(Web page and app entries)
——————

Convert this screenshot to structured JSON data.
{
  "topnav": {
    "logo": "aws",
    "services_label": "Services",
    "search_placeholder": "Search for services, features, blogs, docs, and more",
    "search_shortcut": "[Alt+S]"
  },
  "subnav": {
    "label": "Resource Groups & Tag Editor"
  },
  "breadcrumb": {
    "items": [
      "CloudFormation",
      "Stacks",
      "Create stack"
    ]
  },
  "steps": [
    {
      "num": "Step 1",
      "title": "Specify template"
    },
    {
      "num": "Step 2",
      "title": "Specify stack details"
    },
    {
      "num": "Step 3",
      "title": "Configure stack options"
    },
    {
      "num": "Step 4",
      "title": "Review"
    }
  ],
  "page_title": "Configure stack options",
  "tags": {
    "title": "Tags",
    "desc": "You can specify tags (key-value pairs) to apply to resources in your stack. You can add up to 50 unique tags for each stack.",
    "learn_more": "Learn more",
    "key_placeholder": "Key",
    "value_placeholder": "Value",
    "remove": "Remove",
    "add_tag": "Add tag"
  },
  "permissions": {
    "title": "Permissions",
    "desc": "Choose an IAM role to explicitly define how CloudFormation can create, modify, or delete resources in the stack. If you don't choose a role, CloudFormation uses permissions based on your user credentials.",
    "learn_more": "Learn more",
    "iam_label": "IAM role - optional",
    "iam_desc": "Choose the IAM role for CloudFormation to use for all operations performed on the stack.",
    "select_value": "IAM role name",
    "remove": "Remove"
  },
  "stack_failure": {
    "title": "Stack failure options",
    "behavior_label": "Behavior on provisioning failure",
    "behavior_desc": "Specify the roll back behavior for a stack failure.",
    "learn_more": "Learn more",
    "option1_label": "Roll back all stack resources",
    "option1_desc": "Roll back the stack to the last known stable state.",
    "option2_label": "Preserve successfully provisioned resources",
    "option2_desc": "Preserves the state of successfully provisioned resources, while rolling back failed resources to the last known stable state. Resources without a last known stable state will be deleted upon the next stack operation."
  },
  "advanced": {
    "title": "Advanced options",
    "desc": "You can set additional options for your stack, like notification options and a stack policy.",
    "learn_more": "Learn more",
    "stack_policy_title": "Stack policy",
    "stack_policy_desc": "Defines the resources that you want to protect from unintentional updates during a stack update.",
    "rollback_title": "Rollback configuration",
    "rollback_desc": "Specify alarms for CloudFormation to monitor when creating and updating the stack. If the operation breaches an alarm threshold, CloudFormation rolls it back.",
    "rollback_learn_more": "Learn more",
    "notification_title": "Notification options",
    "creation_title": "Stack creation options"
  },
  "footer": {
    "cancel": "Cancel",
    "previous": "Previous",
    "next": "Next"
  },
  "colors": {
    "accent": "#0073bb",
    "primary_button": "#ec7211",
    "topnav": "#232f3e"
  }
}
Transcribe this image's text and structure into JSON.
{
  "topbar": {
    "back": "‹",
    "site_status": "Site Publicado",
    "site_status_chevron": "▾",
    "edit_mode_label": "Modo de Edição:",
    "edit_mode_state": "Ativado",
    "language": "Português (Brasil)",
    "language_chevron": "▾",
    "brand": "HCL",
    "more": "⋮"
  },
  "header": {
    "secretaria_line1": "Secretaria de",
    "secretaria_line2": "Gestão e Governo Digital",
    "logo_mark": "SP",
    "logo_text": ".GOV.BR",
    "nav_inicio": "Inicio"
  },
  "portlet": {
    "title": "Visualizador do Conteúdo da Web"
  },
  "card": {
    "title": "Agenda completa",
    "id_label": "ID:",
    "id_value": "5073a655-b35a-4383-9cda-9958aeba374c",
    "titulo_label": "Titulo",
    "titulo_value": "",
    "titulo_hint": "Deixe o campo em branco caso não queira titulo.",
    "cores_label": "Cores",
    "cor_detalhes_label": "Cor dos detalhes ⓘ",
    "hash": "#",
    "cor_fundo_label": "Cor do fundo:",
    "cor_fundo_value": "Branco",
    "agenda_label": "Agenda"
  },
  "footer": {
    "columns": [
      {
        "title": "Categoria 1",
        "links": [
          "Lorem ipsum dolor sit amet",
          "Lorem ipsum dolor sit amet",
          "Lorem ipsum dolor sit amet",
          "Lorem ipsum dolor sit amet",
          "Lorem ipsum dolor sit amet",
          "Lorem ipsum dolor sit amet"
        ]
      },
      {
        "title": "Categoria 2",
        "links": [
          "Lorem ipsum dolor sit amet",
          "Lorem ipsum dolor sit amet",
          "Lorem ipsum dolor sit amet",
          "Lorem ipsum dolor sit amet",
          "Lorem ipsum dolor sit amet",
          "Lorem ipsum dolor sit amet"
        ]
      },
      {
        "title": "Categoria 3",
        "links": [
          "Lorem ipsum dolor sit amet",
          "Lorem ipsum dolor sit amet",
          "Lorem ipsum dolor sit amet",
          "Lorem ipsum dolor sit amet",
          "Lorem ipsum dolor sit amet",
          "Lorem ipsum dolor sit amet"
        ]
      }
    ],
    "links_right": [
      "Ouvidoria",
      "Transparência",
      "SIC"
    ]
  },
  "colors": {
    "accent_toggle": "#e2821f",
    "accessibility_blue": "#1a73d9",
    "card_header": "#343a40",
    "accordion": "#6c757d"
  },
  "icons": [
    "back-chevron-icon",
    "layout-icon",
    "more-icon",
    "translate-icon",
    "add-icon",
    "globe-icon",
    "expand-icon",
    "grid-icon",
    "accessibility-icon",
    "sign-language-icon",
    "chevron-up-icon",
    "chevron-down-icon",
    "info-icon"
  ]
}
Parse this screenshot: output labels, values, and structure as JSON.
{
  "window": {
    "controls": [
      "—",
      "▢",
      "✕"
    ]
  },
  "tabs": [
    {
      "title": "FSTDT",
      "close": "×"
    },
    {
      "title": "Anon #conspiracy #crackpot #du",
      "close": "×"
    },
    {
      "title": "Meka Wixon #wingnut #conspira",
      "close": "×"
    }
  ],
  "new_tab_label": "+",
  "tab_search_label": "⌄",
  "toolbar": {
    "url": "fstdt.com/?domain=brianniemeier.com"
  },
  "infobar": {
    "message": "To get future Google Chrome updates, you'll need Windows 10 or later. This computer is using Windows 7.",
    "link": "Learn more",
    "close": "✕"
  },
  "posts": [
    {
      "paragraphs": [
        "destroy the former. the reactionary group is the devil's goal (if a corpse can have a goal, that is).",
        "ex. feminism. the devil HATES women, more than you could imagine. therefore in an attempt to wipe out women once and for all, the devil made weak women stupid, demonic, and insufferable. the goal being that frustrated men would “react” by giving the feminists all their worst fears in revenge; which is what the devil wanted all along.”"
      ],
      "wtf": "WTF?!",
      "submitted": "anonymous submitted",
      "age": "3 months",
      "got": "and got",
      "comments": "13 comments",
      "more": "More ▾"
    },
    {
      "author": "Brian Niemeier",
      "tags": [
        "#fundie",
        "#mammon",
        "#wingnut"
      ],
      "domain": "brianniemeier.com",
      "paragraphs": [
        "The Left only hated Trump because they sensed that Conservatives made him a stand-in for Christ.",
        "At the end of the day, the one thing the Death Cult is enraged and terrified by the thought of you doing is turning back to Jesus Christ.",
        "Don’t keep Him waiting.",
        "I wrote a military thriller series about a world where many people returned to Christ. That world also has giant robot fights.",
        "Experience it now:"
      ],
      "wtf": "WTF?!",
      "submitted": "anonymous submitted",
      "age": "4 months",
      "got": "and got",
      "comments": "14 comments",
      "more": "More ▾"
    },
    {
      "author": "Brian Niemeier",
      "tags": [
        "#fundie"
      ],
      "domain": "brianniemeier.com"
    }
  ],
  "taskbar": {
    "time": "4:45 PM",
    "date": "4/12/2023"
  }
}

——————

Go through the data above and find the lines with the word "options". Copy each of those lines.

      "title": "Configure stack options"
  "page_title": "Configure stack options",
    "title": "Stack failure options",
    "title": "Advanced options",
    "desc": "You can set additional options for your stack, like notification options and a stack policy.",
    "notification_title": "Notification options",
    "creation_title": "Stack creation options"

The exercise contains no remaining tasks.